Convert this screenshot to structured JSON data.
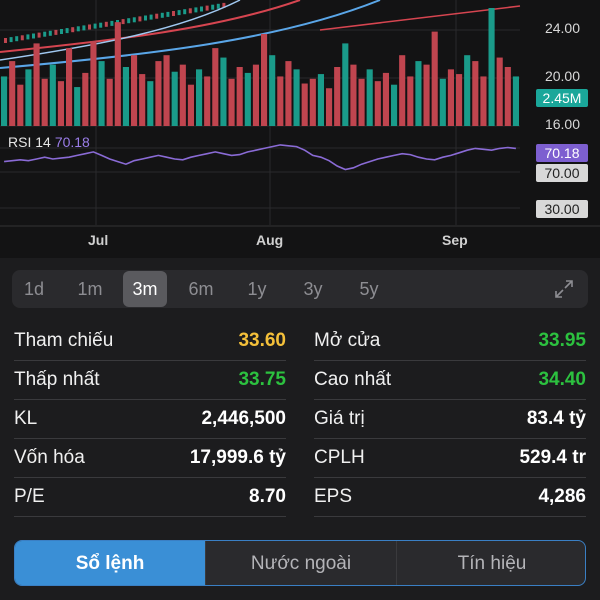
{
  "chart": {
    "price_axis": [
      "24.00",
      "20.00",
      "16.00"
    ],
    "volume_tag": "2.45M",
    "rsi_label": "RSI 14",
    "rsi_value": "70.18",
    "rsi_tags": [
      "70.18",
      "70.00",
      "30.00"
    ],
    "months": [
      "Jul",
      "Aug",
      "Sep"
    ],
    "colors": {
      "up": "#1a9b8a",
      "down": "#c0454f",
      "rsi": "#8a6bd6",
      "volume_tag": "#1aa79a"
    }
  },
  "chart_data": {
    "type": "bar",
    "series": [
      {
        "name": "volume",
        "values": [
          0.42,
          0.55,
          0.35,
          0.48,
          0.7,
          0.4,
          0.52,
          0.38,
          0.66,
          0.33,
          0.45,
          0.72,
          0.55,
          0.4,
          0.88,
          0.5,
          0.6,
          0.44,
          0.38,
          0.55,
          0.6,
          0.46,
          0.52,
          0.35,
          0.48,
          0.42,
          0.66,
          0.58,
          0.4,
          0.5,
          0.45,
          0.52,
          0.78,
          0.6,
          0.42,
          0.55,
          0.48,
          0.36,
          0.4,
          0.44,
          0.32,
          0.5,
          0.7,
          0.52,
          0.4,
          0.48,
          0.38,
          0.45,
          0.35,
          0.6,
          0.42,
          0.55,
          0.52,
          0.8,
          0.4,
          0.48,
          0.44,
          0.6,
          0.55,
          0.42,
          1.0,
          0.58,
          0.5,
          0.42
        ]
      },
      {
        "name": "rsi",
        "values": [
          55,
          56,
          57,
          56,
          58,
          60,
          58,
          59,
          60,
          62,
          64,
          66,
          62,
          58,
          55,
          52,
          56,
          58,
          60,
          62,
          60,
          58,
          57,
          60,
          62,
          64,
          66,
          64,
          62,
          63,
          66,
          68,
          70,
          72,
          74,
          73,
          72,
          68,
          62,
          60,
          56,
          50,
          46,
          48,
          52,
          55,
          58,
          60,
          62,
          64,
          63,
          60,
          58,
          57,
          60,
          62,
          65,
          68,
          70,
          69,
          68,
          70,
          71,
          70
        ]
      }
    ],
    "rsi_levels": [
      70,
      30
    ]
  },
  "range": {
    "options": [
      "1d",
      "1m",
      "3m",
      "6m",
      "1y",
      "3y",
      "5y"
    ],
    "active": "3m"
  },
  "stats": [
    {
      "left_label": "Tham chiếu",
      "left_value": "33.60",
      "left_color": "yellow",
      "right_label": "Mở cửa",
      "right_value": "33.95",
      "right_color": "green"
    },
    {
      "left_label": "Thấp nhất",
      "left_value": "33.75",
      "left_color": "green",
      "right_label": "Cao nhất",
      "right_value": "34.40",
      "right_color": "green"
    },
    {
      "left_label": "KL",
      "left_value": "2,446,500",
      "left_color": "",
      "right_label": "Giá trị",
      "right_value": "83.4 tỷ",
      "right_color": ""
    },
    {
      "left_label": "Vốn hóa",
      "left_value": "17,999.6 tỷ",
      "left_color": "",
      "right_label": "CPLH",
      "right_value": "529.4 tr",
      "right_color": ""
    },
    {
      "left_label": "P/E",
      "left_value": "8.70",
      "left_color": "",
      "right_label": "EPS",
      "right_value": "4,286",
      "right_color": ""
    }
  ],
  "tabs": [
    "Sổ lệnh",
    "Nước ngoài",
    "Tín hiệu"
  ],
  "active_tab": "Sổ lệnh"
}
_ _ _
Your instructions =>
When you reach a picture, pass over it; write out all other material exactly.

Exercise solution =>
Convert this screenshot to structured JSON data.
{
  "chart": {
    "price_axis": [
      "24.00",
      "20.00",
      "16.00"
    ],
    "volume_tag": "2.45M",
    "rsi_label": "RSI 14",
    "rsi_value": "70.18",
    "rsi_tags": [
      "70.18",
      "70.00",
      "30.00"
    ],
    "months": [
      "Jul",
      "Aug",
      "Sep"
    ],
    "colors": {
      "up": "#1a9b8a",
      "down": "#c0454f",
      "rsi": "#8a6bd6",
      "volume_tag": "#1aa79a"
    }
  },
  "chart_data": {
    "type": "bar",
    "series": [
      {
        "name": "volume",
        "values": [
          0.42,
          0.55,
          0.35,
          0.48,
          0.7,
          0.4,
          0.52,
          0.38,
          0.66,
          0.33,
          0.45,
          0.72,
          0.55,
          0.4,
          0.88,
          0.5,
          0.6,
          0.44,
          0.38,
          0.55,
          0.6,
          0.46,
          0.52,
          0.35,
          0.48,
          0.42,
          0.66,
          0.58,
          0.4,
          0.5,
          0.45,
          0.52,
          0.78,
          0.6,
          0.42,
          0.55,
          0.48,
          0.36,
          0.4,
          0.44,
          0.32,
          0.5,
          0.7,
          0.52,
          0.4,
          0.48,
          0.38,
          0.45,
          0.35,
          0.6,
          0.42,
          0.55,
          0.52,
          0.8,
          0.4,
          0.48,
          0.44,
          0.6,
          0.55,
          0.42,
          1.0,
          0.58,
          0.5,
          0.42
        ]
      },
      {
        "name": "rsi",
        "values": [
          55,
          56,
          57,
          56,
          58,
          60,
          58,
          59,
          60,
          62,
          64,
          66,
          62,
          58,
          55,
          52,
          56,
          58,
          60,
          62,
          60,
          58,
          57,
          60,
          62,
          64,
          66,
          64,
          62,
          63,
          66,
          68,
          70,
          72,
          74,
          73,
          72,
          68,
          62,
          60,
          56,
          50,
          46,
          48,
          52,
          55,
          58,
          60,
          62,
          64,
          63,
          60,
          58,
          57,
          60,
          62,
          65,
          68,
          70,
          69,
          68,
          70,
          71,
          70
        ]
      }
    ],
    "rsi_levels": [
      70,
      30
    ]
  },
  "range": {
    "options": [
      "1d",
      "1m",
      "3m",
      "6m",
      "1y",
      "3y",
      "5y"
    ],
    "active": "3m"
  },
  "stats": [
    {
      "left_label": "Tham chiếu",
      "left_value": "33.60",
      "left_color": "yellow",
      "right_label": "Mở cửa",
      "right_value": "33.95",
      "right_color": "green"
    },
    {
      "left_label": "Thấp nhất",
      "left_value": "33.75",
      "left_color": "green",
      "right_label": "Cao nhất",
      "right_value": "34.40",
      "right_color": "green"
    },
    {
      "left_label": "KL",
      "left_value": "2,446,500",
      "left_color": "",
      "right_label": "Giá trị",
      "right_value": "83.4 tỷ",
      "right_color": ""
    },
    {
      "left_label": "Vốn hóa",
      "left_value": "17,999.6 tỷ",
      "left_color": "",
      "right_label": "CPLH",
      "right_value": "529.4 tr",
      "right_color": ""
    },
    {
      "left_label": "P/E",
      "left_value": "8.70",
      "left_color": "",
      "right_label": "EPS",
      "right_value": "4,286",
      "right_color": ""
    }
  ],
  "tabs": [
    "Sổ lệnh",
    "Nước ngoài",
    "Tín hiệu"
  ],
  "active_tab": "Sổ lệnh"
}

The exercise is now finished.